A family friend of mine recently got engaged to an American lady. And as exciting as the news was, one of the first things I thought when I heard was, ‘this girl is going to move to Ghana without ever having lived or visited the place, I pray she loves it here when she comes’. We are a global society, yes, and home is literally a 6hr hop over a ‘small’ pond, sure, and Ghana’s the most amazing country in the world, obviously, but living here longterm (and in Africa in general) is not the easiest thing in the world, and it is not everyone’s cup of tea (even those OF African descent), so this isn’t just a small change in physical surroundings.

I dunno… perhaps this could also be the African woman in me talking (remember our guest post on Foreign White women)…cause there are some folks doing it successfully I guess *shrug*. What do you think? Does love conquer all? Would you marry someone who wasn’t about relocating for you?

Before I turn this over to Amma, I also want to know when should this conversation come up? Cause I feel like this conversation needs to be had from jump, NOT when yall are just about to have the marriage talk. A few months ago I was considering a Ghanaian guy who, like me, has been dubbed by society as an ‘Afropolitan‘, however when he confessed in passing that he wasn’t married to living in Ghana necessarily, I already knew this was not gonna work. Your “I’ll go wherever the wind takes me wherever is right for me at the time; and if that’s Ghana, great, and if it’s not, great” was not common ground for us, and that’s cool… so I didn’t follow through with it, because I knew hey, we’re not compatible on this… and being in Ghana is actually THAT important to me. But this happened in the very beginning stages of us getting to know each other, and I think rightfully so, because what I was not about to do was get into a relationship with him, possibly fall in love, and then now get to the marriage stage before realizing, ‘hey, you’re not tryna be about that life in Ghana… and that might be a problem’. This would make the decision harder for me, because I’ve gone and fallen in love already. I think some relationship decisions need to be head decisions, NOT heart decisions… particularly in this day and age. Perhaps one of the reasons divorce rates are so high these days is because folks delude themselves into thinking love conquers all, when maybe sometimes it doesn’t…

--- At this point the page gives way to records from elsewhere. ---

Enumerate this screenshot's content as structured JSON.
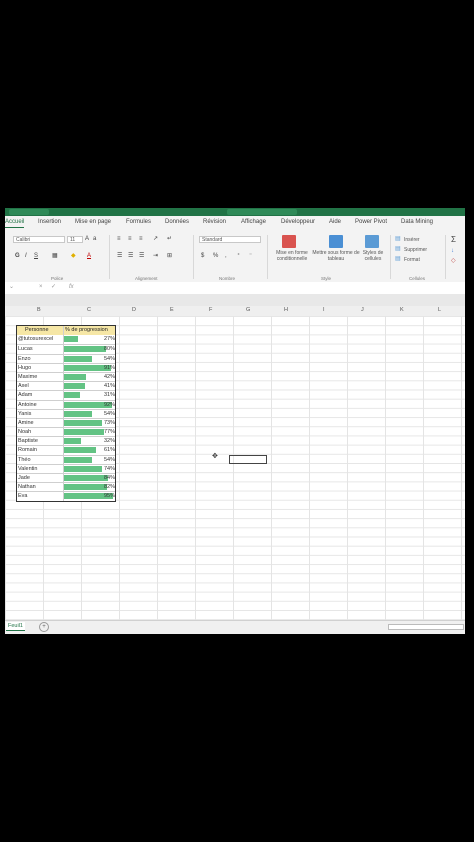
{
  "colors": {
    "excel_green": "#217346",
    "databar": "#63c384",
    "header_fill": "#f6e7a6"
  },
  "menu": {
    "tabs": [
      "Accueil",
      "Insertion",
      "Mise en page",
      "Formules",
      "Données",
      "Révision",
      "Affichage",
      "Développeur",
      "Aide",
      "Power Pivot",
      "Data Mining"
    ],
    "active": "Accueil"
  },
  "ribbon": {
    "font_name": "Calibri",
    "font_size": "11",
    "number_format": "Standard",
    "bold": "G",
    "italic": "I",
    "underline": "S",
    "cond_format": "Mise en forme conditionnelle",
    "table_format": "Mettre sous forme de tableau",
    "cell_styles": "Styles de cellules",
    "insert": "Insérer",
    "delete": "Supprimer",
    "format": "Format",
    "groups": {
      "police": "Police",
      "alignement": "Alignement",
      "nombre": "Nombre",
      "style": "Style",
      "cellules": "Cellules"
    },
    "icons": [
      "bold-icon",
      "italic-icon",
      "underline-icon",
      "border-icon",
      "fill-color-icon",
      "font-color-icon",
      "align-icon",
      "wrap-icon",
      "merge-icon",
      "currency-icon",
      "percent-icon",
      "sum-icon"
    ]
  },
  "formula_bar": {
    "fx": "fx",
    "cancel": "×",
    "confirm": "✓"
  },
  "columns": [
    "B",
    "C",
    "D",
    "E",
    "F",
    "G",
    "H",
    "I",
    "J",
    "K",
    "L"
  ],
  "table": {
    "headers": {
      "name": "Personne",
      "pct": "% de progression"
    },
    "rows": [
      {
        "name": "@tutosurexcel",
        "pct": "27%",
        "value": 27
      },
      {
        "name": "Lucas",
        "pct": "80%",
        "value": 80
      },
      {
        "name": "Enzo",
        "pct": "54%",
        "value": 54
      },
      {
        "name": "Hugo",
        "pct": "91%",
        "value": 91
      },
      {
        "name": "Maxime",
        "pct": "42%",
        "value": 42
      },
      {
        "name": "Axel",
        "pct": "41%",
        "value": 41
      },
      {
        "name": "Adam",
        "pct": "31%",
        "value": 31
      },
      {
        "name": "Antoine",
        "pct": "92%",
        "value": 92
      },
      {
        "name": "Yanis",
        "pct": "54%",
        "value": 54
      },
      {
        "name": "Amine",
        "pct": "73%",
        "value": 73
      },
      {
        "name": "Noah",
        "pct": "77%",
        "value": 77
      },
      {
        "name": "Baptiste",
        "pct": "32%",
        "value": 32
      },
      {
        "name": "Romain",
        "pct": "61%",
        "value": 61
      },
      {
        "name": "Théo",
        "pct": "54%",
        "value": 54
      },
      {
        "name": "Valentin",
        "pct": "74%",
        "value": 74
      },
      {
        "name": "Jade",
        "pct": "84%",
        "value": 84
      },
      {
        "name": "Nathan",
        "pct": "82%",
        "value": 82
      },
      {
        "name": "Eva",
        "pct": "95%",
        "value": 95
      }
    ]
  },
  "sheet": {
    "name": "Feuil1",
    "add": "+"
  }
}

From time to time, I get told that I’m heartless… so Amma, am I being too pragmatic? Should you allow your heart to fall in love and figure out the rest later? Ie. What if Mr. Afropolitan could have been ‘the one’? Or are people being too naive these days? Everything just doesn’t fall into place because you love someone, does it? Should there be these parameters around love? Sadly, I have a feeling I know what Amma is about to say, but for you the reader watch this space this week for her full response, you might be surprised!

Amma’s response can be found HERE!